Default Re: Toulouse: Schools and commuting

Must agree with PFrancaise, a commute from Lisle Jourdain to close to Pierre Fabre (which I believe is near le Pont Neuf) - would be no fun.
Imho Muret is not very exciting, neither is the commute, and only check out Labarthe-sur-Leze if you enjoy an even much longer commute. L-s-Leze were at one time promoting themselves as 'Une Ville qui Bouge', unlike the traffic if you opt to live there and commute.
Colomiers is ok, some pleasant property there away from the centre which is now concrete high-rise. Very popular obviously with AirBus on it's doorstep, which with more demand than supply has resulted in some sharp rental property price increases. Tournefeuille is very pleasant (we lived there for a few years) but purchase and rental prices have sky-rocketed - nice if you can afford it.
I wish you luck with your 11 yr old daughter, far from the best age for making a move to France. Doable, yes. Problematic, for sure.
Tweedpipe is offline  
Old Aug 7th 2019, 8:00 pm
  #10  
Just Joined
Thread Starter
 
Joined: Aug 2019
Posts: 4
electronpusher is an unknown quantity at this point
Default Re: Toulouse: Schools and commuting

Thank you all for the advice.
electronpusher is offline  
Old Aug 8th 2019, 9:40 am
  #11  
BE Forum Addict
 
Tweedpipe's Avatar
 
Joined: Oct 2007
Location: Halfway between Ricard & Absynthe
Posts: 3,524
Tweedpipe has a reputation beyond reputeTweedpipe has a reputation beyond reputeTweedpipe has a reputation beyond reputeTweedpipe has a reputation beyond reputeTweedpipe has a reputation beyond reputeTweedpipe has a reputation beyond reputeTweedpipe has a reputation beyond reputeTweedpipe has a reputation beyond reputeTweedpipe has a reputation beyond reputeTweedpipe has a reputation beyond reputeTweedpipe has a reputation beyond repute
Default Re: Toulouse: Schools and commuting

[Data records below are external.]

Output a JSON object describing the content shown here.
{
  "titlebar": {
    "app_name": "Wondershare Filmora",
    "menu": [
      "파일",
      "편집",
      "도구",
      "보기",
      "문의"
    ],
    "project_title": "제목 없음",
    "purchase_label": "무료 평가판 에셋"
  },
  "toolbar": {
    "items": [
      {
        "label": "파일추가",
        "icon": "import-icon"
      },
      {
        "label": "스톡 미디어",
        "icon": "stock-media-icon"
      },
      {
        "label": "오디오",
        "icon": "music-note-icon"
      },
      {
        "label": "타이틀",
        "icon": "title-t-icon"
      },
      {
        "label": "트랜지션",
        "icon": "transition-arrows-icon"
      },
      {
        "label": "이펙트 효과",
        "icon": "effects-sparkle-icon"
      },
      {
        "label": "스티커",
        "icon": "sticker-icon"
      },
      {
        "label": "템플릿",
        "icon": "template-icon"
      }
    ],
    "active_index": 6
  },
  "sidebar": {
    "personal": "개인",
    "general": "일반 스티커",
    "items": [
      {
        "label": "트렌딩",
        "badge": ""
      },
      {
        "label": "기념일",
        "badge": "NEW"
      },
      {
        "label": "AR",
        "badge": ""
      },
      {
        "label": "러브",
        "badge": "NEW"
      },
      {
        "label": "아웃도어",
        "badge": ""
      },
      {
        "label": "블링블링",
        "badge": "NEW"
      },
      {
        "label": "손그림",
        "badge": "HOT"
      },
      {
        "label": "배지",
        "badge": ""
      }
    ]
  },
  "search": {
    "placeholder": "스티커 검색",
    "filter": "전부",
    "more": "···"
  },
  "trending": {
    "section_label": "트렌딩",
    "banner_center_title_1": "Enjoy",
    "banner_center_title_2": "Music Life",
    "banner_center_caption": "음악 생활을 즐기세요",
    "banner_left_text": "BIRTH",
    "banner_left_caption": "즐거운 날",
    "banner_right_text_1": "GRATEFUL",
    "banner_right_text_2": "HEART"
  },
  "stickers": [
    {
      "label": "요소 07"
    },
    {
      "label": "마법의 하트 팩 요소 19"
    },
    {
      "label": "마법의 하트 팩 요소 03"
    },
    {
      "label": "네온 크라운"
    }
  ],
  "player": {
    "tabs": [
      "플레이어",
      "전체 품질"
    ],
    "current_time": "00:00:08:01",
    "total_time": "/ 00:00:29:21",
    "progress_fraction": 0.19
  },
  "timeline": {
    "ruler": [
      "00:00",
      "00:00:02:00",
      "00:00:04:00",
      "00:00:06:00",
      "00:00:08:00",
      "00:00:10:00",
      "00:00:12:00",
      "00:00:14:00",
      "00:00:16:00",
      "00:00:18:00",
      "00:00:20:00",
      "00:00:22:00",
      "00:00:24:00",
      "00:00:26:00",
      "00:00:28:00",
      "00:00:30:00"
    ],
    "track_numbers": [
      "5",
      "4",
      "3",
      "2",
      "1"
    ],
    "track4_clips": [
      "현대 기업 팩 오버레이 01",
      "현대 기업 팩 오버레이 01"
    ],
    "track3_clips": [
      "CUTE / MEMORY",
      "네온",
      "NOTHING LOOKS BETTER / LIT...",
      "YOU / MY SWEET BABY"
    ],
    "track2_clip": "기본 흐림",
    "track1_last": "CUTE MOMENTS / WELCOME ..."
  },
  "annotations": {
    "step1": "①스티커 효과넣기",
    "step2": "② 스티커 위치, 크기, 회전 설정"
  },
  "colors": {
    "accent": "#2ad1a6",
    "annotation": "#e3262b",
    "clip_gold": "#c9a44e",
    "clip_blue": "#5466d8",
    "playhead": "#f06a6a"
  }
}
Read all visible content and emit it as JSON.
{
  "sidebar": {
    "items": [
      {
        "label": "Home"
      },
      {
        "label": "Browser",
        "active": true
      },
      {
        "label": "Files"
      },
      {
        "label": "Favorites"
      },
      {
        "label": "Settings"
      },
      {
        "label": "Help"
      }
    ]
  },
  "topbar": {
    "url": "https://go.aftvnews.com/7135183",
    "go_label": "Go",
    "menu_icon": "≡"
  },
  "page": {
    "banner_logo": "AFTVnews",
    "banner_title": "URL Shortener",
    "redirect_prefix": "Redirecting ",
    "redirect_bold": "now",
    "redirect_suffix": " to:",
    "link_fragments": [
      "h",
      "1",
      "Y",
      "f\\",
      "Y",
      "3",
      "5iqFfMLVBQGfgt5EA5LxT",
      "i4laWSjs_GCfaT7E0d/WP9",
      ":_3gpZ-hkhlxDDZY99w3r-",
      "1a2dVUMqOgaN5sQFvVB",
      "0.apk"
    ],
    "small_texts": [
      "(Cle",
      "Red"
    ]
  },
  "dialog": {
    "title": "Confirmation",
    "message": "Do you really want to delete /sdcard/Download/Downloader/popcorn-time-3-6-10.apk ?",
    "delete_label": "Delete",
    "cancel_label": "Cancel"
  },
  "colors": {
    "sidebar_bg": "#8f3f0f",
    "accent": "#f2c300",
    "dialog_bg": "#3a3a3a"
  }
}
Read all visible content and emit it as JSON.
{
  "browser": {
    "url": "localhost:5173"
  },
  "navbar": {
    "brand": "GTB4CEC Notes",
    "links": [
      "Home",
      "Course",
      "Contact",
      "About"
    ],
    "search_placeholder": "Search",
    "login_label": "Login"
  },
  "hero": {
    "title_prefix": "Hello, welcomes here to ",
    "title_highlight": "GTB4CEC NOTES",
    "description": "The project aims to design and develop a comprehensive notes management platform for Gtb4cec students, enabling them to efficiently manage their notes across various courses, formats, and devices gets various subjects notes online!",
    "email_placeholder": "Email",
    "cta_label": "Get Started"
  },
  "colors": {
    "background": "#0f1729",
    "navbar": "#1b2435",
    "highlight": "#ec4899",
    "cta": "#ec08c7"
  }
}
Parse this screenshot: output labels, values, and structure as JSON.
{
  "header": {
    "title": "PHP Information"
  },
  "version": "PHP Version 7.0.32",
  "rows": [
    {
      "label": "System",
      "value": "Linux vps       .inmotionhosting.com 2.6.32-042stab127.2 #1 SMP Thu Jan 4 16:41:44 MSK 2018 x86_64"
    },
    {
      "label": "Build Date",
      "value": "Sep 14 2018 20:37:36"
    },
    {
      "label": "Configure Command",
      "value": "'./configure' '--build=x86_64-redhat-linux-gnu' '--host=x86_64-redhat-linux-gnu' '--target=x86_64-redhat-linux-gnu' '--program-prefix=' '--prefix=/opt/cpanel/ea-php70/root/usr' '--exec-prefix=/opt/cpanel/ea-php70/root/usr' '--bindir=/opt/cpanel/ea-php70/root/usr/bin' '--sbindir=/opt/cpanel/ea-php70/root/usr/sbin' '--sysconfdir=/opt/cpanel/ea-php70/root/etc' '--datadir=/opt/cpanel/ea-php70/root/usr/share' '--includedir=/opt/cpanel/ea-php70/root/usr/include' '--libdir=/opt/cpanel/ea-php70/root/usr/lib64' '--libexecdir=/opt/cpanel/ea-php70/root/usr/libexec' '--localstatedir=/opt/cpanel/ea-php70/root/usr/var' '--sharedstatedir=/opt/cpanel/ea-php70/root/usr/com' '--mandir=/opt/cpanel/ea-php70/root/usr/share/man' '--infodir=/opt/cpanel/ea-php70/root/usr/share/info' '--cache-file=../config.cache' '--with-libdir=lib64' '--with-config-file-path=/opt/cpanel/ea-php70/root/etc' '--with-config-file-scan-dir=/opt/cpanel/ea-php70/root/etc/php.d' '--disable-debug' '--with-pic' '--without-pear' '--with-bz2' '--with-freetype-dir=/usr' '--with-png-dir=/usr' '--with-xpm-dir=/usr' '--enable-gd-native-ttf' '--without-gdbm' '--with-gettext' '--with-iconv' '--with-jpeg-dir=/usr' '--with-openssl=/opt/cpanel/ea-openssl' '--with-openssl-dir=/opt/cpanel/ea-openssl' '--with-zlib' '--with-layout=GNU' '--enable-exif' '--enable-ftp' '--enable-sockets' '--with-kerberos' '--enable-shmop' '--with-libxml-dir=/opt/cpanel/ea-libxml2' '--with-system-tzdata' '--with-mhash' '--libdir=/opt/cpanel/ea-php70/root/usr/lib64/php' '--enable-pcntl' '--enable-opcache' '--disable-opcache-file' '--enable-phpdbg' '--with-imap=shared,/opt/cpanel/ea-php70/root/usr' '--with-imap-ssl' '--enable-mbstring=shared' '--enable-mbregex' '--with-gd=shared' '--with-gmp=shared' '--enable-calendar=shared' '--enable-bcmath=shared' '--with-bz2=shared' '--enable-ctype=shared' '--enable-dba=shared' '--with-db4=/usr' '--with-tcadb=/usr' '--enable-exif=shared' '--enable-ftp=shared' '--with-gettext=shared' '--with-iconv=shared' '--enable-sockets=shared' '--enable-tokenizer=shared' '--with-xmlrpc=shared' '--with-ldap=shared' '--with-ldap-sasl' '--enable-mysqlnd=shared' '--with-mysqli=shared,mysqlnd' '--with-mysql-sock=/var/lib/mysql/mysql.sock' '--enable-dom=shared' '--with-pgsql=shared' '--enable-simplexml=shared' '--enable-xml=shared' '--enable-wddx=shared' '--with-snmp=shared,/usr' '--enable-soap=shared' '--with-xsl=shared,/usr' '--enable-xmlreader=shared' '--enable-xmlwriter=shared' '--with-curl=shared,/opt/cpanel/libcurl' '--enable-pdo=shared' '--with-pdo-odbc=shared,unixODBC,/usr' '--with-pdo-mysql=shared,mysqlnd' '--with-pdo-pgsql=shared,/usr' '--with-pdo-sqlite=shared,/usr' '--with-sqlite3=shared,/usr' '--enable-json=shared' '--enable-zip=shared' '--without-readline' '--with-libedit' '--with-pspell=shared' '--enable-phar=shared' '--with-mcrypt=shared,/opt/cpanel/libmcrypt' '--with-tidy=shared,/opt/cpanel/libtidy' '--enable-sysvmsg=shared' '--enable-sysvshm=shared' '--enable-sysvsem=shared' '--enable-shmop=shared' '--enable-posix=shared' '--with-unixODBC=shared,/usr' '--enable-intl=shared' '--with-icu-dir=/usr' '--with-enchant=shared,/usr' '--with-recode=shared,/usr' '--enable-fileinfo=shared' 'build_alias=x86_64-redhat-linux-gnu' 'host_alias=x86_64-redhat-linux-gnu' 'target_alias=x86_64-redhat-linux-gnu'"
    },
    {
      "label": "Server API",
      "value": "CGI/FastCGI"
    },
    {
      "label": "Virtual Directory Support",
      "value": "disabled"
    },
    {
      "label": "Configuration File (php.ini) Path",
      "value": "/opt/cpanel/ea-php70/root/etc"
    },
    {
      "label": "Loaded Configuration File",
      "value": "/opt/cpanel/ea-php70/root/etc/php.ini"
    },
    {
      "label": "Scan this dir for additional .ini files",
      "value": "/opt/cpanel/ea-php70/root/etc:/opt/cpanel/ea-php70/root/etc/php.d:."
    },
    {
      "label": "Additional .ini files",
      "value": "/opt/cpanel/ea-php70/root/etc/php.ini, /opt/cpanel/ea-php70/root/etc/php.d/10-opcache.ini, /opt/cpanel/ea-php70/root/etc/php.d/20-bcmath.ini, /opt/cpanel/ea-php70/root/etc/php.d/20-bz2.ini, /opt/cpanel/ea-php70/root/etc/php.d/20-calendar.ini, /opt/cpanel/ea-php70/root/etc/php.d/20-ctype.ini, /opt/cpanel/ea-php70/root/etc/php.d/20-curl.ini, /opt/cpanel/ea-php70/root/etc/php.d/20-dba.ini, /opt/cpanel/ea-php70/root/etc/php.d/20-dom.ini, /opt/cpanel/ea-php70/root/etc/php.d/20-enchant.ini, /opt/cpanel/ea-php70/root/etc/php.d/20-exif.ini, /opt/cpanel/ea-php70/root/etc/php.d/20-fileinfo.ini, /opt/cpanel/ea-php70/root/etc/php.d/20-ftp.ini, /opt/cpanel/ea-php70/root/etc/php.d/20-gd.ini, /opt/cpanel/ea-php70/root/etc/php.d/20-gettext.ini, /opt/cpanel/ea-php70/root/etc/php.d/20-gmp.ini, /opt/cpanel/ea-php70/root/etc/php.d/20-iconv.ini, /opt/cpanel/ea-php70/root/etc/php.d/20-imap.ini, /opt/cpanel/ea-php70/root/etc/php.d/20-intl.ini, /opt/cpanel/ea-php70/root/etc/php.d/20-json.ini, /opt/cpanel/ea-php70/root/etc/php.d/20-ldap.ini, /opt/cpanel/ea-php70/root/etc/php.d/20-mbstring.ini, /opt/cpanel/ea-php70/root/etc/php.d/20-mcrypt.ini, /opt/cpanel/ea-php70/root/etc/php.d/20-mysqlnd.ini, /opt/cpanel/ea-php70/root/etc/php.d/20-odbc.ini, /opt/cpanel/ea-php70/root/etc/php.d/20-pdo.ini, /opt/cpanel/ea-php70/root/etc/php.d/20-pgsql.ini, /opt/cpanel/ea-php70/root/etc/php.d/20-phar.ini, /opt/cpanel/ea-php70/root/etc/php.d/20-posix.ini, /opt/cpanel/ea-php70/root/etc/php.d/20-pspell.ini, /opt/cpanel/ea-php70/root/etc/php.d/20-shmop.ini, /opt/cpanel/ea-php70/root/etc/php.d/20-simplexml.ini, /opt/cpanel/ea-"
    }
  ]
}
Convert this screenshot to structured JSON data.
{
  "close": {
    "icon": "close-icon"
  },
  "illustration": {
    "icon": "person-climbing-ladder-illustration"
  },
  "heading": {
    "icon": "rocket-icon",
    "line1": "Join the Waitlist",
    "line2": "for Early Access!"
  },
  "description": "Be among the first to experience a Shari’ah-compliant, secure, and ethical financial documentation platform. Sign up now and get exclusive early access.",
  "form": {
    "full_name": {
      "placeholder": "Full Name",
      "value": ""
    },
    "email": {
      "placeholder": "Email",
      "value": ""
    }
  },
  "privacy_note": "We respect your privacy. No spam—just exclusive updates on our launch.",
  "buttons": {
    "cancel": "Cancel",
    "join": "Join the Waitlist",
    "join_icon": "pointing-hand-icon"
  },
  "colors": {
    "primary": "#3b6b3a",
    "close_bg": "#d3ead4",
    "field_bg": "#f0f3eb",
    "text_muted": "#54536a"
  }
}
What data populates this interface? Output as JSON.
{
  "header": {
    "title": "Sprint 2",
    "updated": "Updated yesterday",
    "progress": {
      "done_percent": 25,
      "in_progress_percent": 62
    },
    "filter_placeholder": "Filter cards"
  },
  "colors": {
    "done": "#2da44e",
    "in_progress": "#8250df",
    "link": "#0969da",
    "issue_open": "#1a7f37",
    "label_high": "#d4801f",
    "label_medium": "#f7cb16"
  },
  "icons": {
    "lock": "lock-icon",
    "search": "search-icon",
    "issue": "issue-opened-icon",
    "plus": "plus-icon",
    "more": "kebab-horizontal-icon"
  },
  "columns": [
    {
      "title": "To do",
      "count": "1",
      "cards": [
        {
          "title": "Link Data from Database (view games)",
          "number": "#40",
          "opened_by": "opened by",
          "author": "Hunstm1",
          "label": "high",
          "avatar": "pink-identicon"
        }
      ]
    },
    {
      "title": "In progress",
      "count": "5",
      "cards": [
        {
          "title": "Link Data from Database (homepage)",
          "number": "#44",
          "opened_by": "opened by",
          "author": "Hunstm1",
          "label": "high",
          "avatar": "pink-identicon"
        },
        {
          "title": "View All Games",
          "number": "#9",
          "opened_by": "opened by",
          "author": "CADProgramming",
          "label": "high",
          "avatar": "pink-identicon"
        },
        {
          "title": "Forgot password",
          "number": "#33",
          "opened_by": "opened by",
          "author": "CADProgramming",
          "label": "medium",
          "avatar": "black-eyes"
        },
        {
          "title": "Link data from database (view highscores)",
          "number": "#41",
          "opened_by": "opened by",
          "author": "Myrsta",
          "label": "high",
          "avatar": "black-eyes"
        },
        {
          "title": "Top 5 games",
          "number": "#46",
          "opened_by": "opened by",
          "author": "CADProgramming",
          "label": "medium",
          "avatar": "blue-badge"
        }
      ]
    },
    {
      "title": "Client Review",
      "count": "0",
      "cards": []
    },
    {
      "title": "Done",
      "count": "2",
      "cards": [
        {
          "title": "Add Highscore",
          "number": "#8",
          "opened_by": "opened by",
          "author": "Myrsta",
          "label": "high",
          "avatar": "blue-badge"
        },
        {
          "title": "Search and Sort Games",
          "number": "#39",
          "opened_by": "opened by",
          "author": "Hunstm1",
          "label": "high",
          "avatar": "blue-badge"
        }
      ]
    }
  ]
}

As it's been mentioned in some long past posts, a place to perhaps mention again is Pibrac, aka Pibracshire. There's some very nice properties there, and many hundreds of Brits, and if you wish to live surrounded by 'em - in France?, shudder the thought - it may be worth considering. Your commute would be a fraction shorter than L'isle Jourdan but I'm sure some living there (other than Brits probably) do in fact work in Toulouse. I'm out of touch with property prices in Pibrac but I should imagine on a par with Tournefeuille. Food for thought.
Tweedpipe is offline  

Posting Rules
You may not post new threads
You may not post replies
You may not post attachments
You may not edit your posts

BB code is On
Smilies are On
[IMG] code is On
HTML code is Off
Trackbacks are Off
Pingbacks are Off
Refbacks are Off


Contact Us Archive Advertising Cookie Policy Privacy Statement Terms of Service

Copyright © 2018 MH Sub I, LLC dba Internet Brands. All rights reserved. Use of this site indicates your consent to the Terms of Use.